▶ Assignment: Pictures do not belong in your copy. Repeat all the other data exactly.

[[ Record extracts, beginning ]]

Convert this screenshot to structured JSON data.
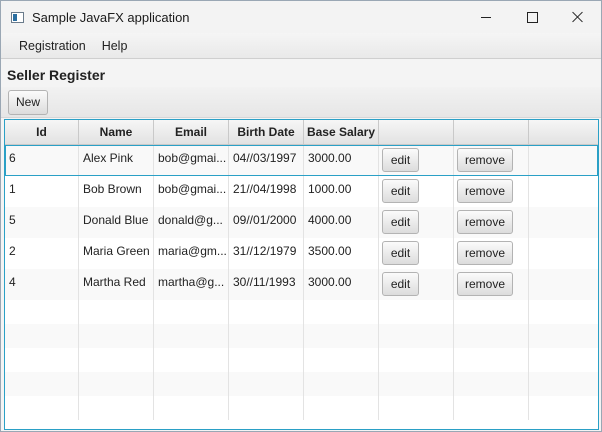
{
  "window": {
    "title": "Sample JavaFX application",
    "icon": "app-window-icon",
    "controls": [
      "minimize-icon",
      "maximize-icon",
      "close-icon"
    ]
  },
  "menu": {
    "items": [
      "Registration",
      "Help"
    ]
  },
  "page": {
    "title": "Seller Register",
    "new_label": "New"
  },
  "table": {
    "columns": [
      "Id",
      "Name",
      "Email",
      "Birth Date",
      "Base Salary",
      "",
      ""
    ],
    "rows": [
      {
        "id": "6",
        "name": "Alex Pink",
        "email": "bob@gmai...",
        "birth_date": "04//03/1997",
        "base_salary": "3000.00",
        "edit": "edit",
        "remove": "remove"
      },
      {
        "id": "1",
        "name": "Bob Brown",
        "email": "bob@gmai...",
        "birth_date": "21//04/1998",
        "base_salary": "1000.00",
        "edit": "edit",
        "remove": "remove"
      },
      {
        "id": "5",
        "name": "Donald Blue",
        "email": "donald@g...",
        "birth_date": "09//01/2000",
        "base_salary": "4000.00",
        "edit": "edit",
        "remove": "remove"
      },
      {
        "id": "2",
        "name": "Maria Green",
        "email": "maria@gm...",
        "birth_date": "31//12/1979",
        "base_salary": "3500.00",
        "edit": "edit",
        "remove": "remove"
      },
      {
        "id": "4",
        "name": "Martha Red",
        "email": "martha@g...",
        "birth_date": "30//11/1993",
        "base_salary": "3000.00",
        "edit": "edit",
        "remove": "remove"
      }
    ],
    "selected_row": 0
  },
  "colors": {
    "focus_accent": "#2aa0c6",
    "window_bg": "#f4f4f4"
  }
}
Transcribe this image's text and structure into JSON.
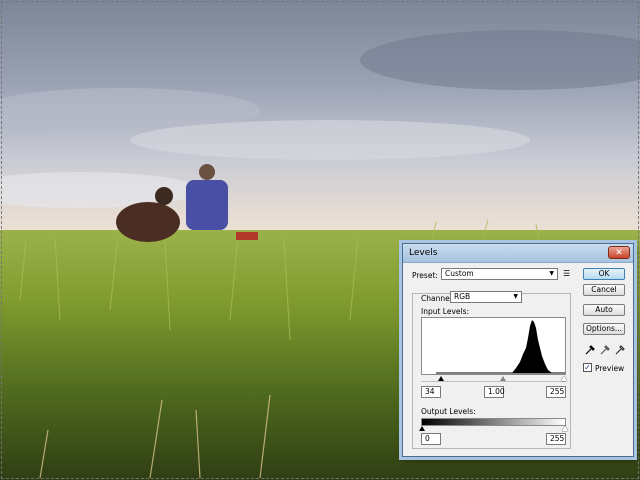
{
  "dialog": {
    "title": "Levels",
    "close_label": "✕",
    "preset": {
      "label": "Preset:",
      "value": "Custom"
    },
    "channel": {
      "label": "Channel:",
      "value": "RGB"
    },
    "input_levels": {
      "label": "Input Levels:",
      "black": "34",
      "gamma": "1.00",
      "white": "255"
    },
    "output_levels": {
      "label": "Output Levels:",
      "black": "0",
      "white": "255"
    },
    "buttons": {
      "ok": "OK",
      "cancel": "Cancel",
      "auto": "Auto",
      "options": "Options..."
    },
    "preview": {
      "label": "Preview",
      "checked": true
    }
  },
  "colors": {
    "accent": "#3c7fb1",
    "titlebar": "#a7c3e1",
    "close": "#c7442a"
  },
  "icons": [
    "preset-menu-icon",
    "black-eyedropper-icon",
    "gray-eyedropper-icon",
    "white-eyedropper-icon",
    "chevron-down-icon",
    "close-icon"
  ]
}
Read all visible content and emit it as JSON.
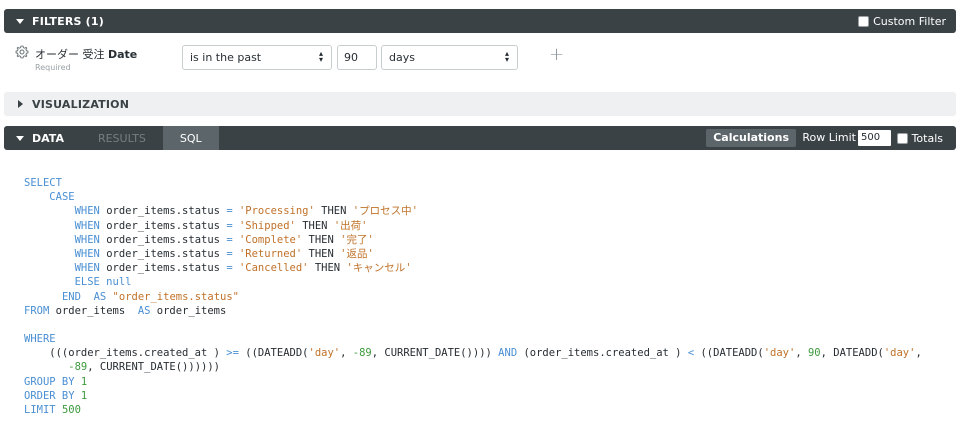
{
  "filters": {
    "header": "FILTERS (1)",
    "custom_filter_label": "Custom Filter",
    "field": {
      "view": "オーダー 受注",
      "name": "Date",
      "required": "Required"
    },
    "operator": "is in the past",
    "value": "90",
    "unit": "days",
    "add_icon": "+"
  },
  "visualization": {
    "header": "VISUALIZATION"
  },
  "data": {
    "tabs": [
      "DATA",
      "RESULTS",
      "SQL"
    ],
    "active_tab": "SQL",
    "calculations_label": "Calculations",
    "row_limit_label": "Row Limit",
    "row_limit_value": "500",
    "totals_label": "Totals"
  },
  "sql": {
    "lines": [
      [
        [
          "kw",
          "SELECT"
        ]
      ],
      [
        [
          "t",
          "    "
        ],
        [
          "kw",
          "CASE"
        ]
      ],
      [
        [
          "t",
          "        "
        ],
        [
          "kw",
          "WHEN"
        ],
        [
          "t",
          " order_items.status "
        ],
        [
          "op",
          "="
        ],
        [
          "t",
          " "
        ],
        [
          "str",
          "'Processing'"
        ],
        [
          "t",
          " THEN "
        ],
        [
          "str",
          "'プロセス中'"
        ]
      ],
      [
        [
          "t",
          "        "
        ],
        [
          "kw",
          "WHEN"
        ],
        [
          "t",
          " order_items.status "
        ],
        [
          "op",
          "="
        ],
        [
          "t",
          " "
        ],
        [
          "str",
          "'Shipped'"
        ],
        [
          "t",
          " THEN "
        ],
        [
          "str",
          "'出荷'"
        ]
      ],
      [
        [
          "t",
          "        "
        ],
        [
          "kw",
          "WHEN"
        ],
        [
          "t",
          " order_items.status "
        ],
        [
          "op",
          "="
        ],
        [
          "t",
          " "
        ],
        [
          "str",
          "'Complete'"
        ],
        [
          "t",
          " THEN "
        ],
        [
          "str",
          "'完了'"
        ]
      ],
      [
        [
          "t",
          "        "
        ],
        [
          "kw",
          "WHEN"
        ],
        [
          "t",
          " order_items.status "
        ],
        [
          "op",
          "="
        ],
        [
          "t",
          " "
        ],
        [
          "str",
          "'Returned'"
        ],
        [
          "t",
          " THEN "
        ],
        [
          "str",
          "'返品'"
        ]
      ],
      [
        [
          "t",
          "        "
        ],
        [
          "kw",
          "WHEN"
        ],
        [
          "t",
          " order_items.status "
        ],
        [
          "op",
          "="
        ],
        [
          "t",
          " "
        ],
        [
          "str",
          "'Cancelled'"
        ],
        [
          "t",
          " THEN "
        ],
        [
          "str",
          "'キャンセル'"
        ]
      ],
      [
        [
          "t",
          "        "
        ],
        [
          "kw",
          "ELSE null"
        ]
      ],
      [
        [
          "t",
          "      "
        ],
        [
          "kw",
          "END"
        ],
        [
          "t",
          "  "
        ],
        [
          "kw",
          "AS"
        ],
        [
          "t",
          " "
        ],
        [
          "str",
          "\"order_items.status\""
        ]
      ],
      [
        [
          "kw",
          "FROM"
        ],
        [
          "t",
          " order_items  "
        ],
        [
          "kw",
          "AS"
        ],
        [
          "t",
          " order_items"
        ]
      ],
      [
        [
          "t",
          ""
        ]
      ],
      [
        [
          "kw",
          "WHERE"
        ]
      ],
      [
        [
          "t",
          "    (((order_items.created_at ) "
        ],
        [
          "op",
          ">="
        ],
        [
          "t",
          " ((DATEADD("
        ],
        [
          "str",
          "'day'"
        ],
        [
          "t",
          ", "
        ],
        [
          "num",
          "-89"
        ],
        [
          "t",
          ", CURRENT_DATE()))) "
        ],
        [
          "kw",
          "AND"
        ],
        [
          "t",
          " (order_items.created_at ) "
        ],
        [
          "op",
          "<"
        ],
        [
          "t",
          " ((DATEADD("
        ],
        [
          "str",
          "'day'"
        ],
        [
          "t",
          ", "
        ],
        [
          "num",
          "90"
        ],
        [
          "t",
          ", DATEADD("
        ],
        [
          "str",
          "'day'"
        ],
        [
          "t",
          ","
        ]
      ],
      [
        [
          "t",
          "       "
        ],
        [
          "num",
          "-89"
        ],
        [
          "t",
          ", CURRENT_DATE())))))"
        ]
      ],
      [
        [
          "kw",
          "GROUP BY"
        ],
        [
          "t",
          " "
        ],
        [
          "num",
          "1"
        ]
      ],
      [
        [
          "kw",
          "ORDER BY"
        ],
        [
          "t",
          " "
        ],
        [
          "num",
          "1"
        ]
      ],
      [
        [
          "kw",
          "LIMIT"
        ],
        [
          "t",
          " "
        ],
        [
          "num",
          "500"
        ]
      ]
    ]
  }
}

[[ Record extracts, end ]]

▶ Exercise answer:
Convert this screenshot to structured JSON data.
{
  "window": {
    "title": "Sample JavaFX application",
    "icon": "app-window-icon",
    "controls": [
      "minimize-icon",
      "maximize-icon",
      "close-icon"
    ]
  },
  "menu": {
    "items": [
      "Registration",
      "Help"
    ]
  },
  "page": {
    "title": "Seller Register",
    "new_label": "New"
  },
  "table": {
    "columns": [
      "Id",
      "Name",
      "Email",
      "Birth Date",
      "Base Salary",
      "",
      ""
    ],
    "rows": [
      {
        "id": "6",
        "name": "Alex Pink",
        "email": "bob@gmai...",
        "birth_date": "04//03/1997",
        "base_salary": "3000.00",
        "edit": "edit",
        "remove": "remove"
      },
      {
        "id": "1",
        "name": "Bob Brown",
        "email": "bob@gmai...",
        "birth_date": "21//04/1998",
        "base_salary": "1000.00",
        "edit": "edit",
        "remove": "remove"
      },
      {
        "id": "5",
        "name": "Donald Blue",
        "email": "donald@g...",
        "birth_date": "09//01/2000",
        "base_salary": "4000.00",
        "edit": "edit",
        "remove": "remove"
      },
      {
        "id": "2",
        "name": "Maria Green",
        "email": "maria@gm...",
        "birth_date": "31//12/1979",
        "base_salary": "3500.00",
        "edit": "edit",
        "remove": "remove"
      },
      {
        "id": "4",
        "name": "Martha Red",
        "email": "martha@g...",
        "birth_date": "30//11/1993",
        "base_salary": "3000.00",
        "edit": "edit",
        "remove": "remove"
      }
    ],
    "selected_row": 0
  },
  "colors": {
    "focus_accent": "#2aa0c6",
    "window_bg": "#f4f4f4"
  }
}
Transcribe this image's text and structure into JSON.
{
  "dialog": {
    "title": "Levels",
    "close_label": "✕",
    "preset": {
      "label": "Preset:",
      "value": "Custom"
    },
    "channel": {
      "label": "Channel:",
      "value": "RGB"
    },
    "input_levels": {
      "label": "Input Levels:",
      "black": "34",
      "gamma": "1.00",
      "white": "255"
    },
    "output_levels": {
      "label": "Output Levels:",
      "black": "0",
      "white": "255"
    },
    "buttons": {
      "ok": "OK",
      "cancel": "Cancel",
      "auto": "Auto",
      "options": "Options..."
    },
    "preview": {
      "label": "Preview",
      "checked": true
    }
  },
  "colors": {
    "accent": "#3c7fb1",
    "titlebar": "#a7c3e1",
    "close": "#c7442a"
  },
  "icons": [
    "preset-menu-icon",
    "black-eyedropper-icon",
    "gray-eyedropper-icon",
    "white-eyedropper-icon",
    "chevron-down-icon",
    "close-icon"
  ]
}
Read all visible content and emit it as JSON.
{
  "filters": {
    "header": "FILTERS (1)",
    "custom_filter_label": "Custom Filter",
    "field": {
      "view": "オーダー 受注",
      "name": "Date",
      "required": "Required"
    },
    "operator": "is in the past",
    "value": "90",
    "unit": "days",
    "add_icon": "+"
  },
  "visualization": {
    "header": "VISUALIZATION"
  },
  "data": {
    "tabs": [
      "DATA",
      "RESULTS",
      "SQL"
    ],
    "active_tab": "SQL",
    "calculations_label": "Calculations",
    "row_limit_label": "Row Limit",
    "row_limit_value": "500",
    "totals_label": "Totals"
  },
  "sql": {
    "lines": [
      [
        [
          "kw",
          "SELECT"
        ]
      ],
      [
        [
          "t",
          "    "
        ],
        [
          "kw",
          "CASE"
        ]
      ],
      [
        [
          "t",
          "        "
        ],
        [
          "kw",
          "WHEN"
        ],
        [
          "t",
          " order_items.status "
        ],
        [
          "op",
          "="
        ],
        [
          "t",
          " "
        ],
        [
          "str",
          "'Processing'"
        ],
        [
          "t",
          " THEN "
        ],
        [
          "str",
          "'プロセス中'"
        ]
      ],
      [
        [
          "t",
          "        "
        ],
        [
          "kw",
          "WHEN"
        ],
        [
          "t",
          " order_items.status "
        ],
        [
          "op",
          "="
        ],
        [
          "t",
          " "
        ],
        [
          "str",
          "'Shipped'"
        ],
        [
          "t",
          " THEN "
        ],
        [
          "str",
          "'出荷'"
        ]
      ],
      [
        [
          "t",
          "        "
        ],
        [
          "kw",
          "WHEN"
        ],
        [
          "t",
          " order_items.status "
        ],
        [
          "op",
          "="
        ],
        [
          "t",
          " "
        ],
        [
          "str",
          "'Complete'"
        ],
        [
          "t",
          " THEN "
        ],
        [
          "str",
          "'完了'"
        ]
      ],
      [
        [
          "t",
          "        "
        ],
        [
          "kw",
          "WHEN"
        ],
        [
          "t",
          " order_items.status "
        ],
        [
          "op",
          "="
        ],
        [
          "t",
          " "
        ],
        [
          "str",
          "'Returned'"
        ],
        [
          "t",
          " THEN "
        ],
        [
          "str",
          "'返品'"
        ]
      ],
      [
        [
          "t",
          "        "
        ],
        [
          "kw",
          "WHEN"
        ],
        [
          "t",
          " order_items.status "
        ],
        [
          "op",
          "="
        ],
        [
          "t",
          " "
        ],
        [
          "str",
          "'Cancelled'"
        ],
        [
          "t",
          " THEN "
        ],
        [
          "str",
          "'キャンセル'"
        ]
      ],
      [
        [
          "t",
          "        "
        ],
        [
          "kw",
          "ELSE null"
        ]
      ],
      [
        [
          "t",
          "      "
        ],
        [
          "kw",
          "END"
        ],
        [
          "t",
          "  "
        ],
        [
          "kw",
          "AS"
        ],
        [
          "t",
          " "
        ],
        [
          "str",
          "\"order_items.status\""
        ]
      ],
      [
        [
          "kw",
          "FROM"
        ],
        [
          "t",
          " order_items  "
        ],
        [
          "kw",
          "AS"
        ],
        [
          "t",
          " order_items"
        ]
      ],
      [
        [
          "t",
          ""
        ]
      ],
      [
        [
          "kw",
          "WHERE"
        ]
      ],
      [
        [
          "t",
          "    (((order_items.created_at ) "
        ],
        [
          "op",
          ">="
        ],
        [
          "t",
          " ((DATEADD("
        ],
        [
          "str",
          "'day'"
        ],
        [
          "t",
          ", "
        ],
        [
          "num",
          "-89"
        ],
        [
          "t",
          ", CURRENT_DATE()))) "
        ],
        [
          "kw",
          "AND"
        ],
        [
          "t",
          " (order_items.created_at ) "
        ],
        [
          "op",
          "<"
        ],
        [
          "t",
          " ((DATEADD("
        ],
        [
          "str",
          "'day'"
        ],
        [
          "t",
          ", "
        ],
        [
          "num",
          "90"
        ],
        [
          "t",
          ", DATEADD("
        ],
        [
          "str",
          "'day'"
        ],
        [
          "t",
          ","
        ]
      ],
      [
        [
          "t",
          "       "
        ],
        [
          "num",
          "-89"
        ],
        [
          "t",
          ", CURRENT_DATE())))))"
        ]
      ],
      [
        [
          "kw",
          "GROUP BY"
        ],
        [
          "t",
          " "
        ],
        [
          "num",
          "1"
        ]
      ],
      [
        [
          "kw",
          "ORDER BY"
        ],
        [
          "t",
          " "
        ],
        [
          "num",
          "1"
        ]
      ],
      [
        [
          "kw",
          "LIMIT"
        ],
        [
          "t",
          " "
        ],
        [
          "num",
          "500"
        ]
      ]
    ]
  }
}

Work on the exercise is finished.